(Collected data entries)
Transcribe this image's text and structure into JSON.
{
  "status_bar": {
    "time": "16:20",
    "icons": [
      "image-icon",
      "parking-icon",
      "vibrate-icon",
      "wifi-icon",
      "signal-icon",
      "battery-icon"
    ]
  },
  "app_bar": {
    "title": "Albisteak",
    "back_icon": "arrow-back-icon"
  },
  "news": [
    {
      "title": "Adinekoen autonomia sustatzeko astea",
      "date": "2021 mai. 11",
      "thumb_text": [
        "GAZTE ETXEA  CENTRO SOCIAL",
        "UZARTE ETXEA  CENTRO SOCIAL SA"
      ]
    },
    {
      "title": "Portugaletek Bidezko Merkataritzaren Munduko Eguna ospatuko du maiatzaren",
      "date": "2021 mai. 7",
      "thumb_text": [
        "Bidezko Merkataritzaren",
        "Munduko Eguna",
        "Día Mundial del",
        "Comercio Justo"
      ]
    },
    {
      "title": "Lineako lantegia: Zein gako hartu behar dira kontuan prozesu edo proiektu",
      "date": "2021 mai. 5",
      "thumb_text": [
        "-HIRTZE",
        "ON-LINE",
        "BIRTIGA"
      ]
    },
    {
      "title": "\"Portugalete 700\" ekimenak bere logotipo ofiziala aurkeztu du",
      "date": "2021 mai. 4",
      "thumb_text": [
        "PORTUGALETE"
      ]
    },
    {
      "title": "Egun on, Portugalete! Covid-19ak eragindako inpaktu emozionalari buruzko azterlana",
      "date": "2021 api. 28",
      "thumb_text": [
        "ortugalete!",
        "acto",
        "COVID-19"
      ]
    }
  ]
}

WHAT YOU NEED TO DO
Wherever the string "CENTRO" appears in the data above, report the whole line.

COMPLETED EXERCISE
        "GAZTE ETXEA  CENTRO SOCIAL",
        "UZARTE ETXEA  CENTRO SOCIAL SA"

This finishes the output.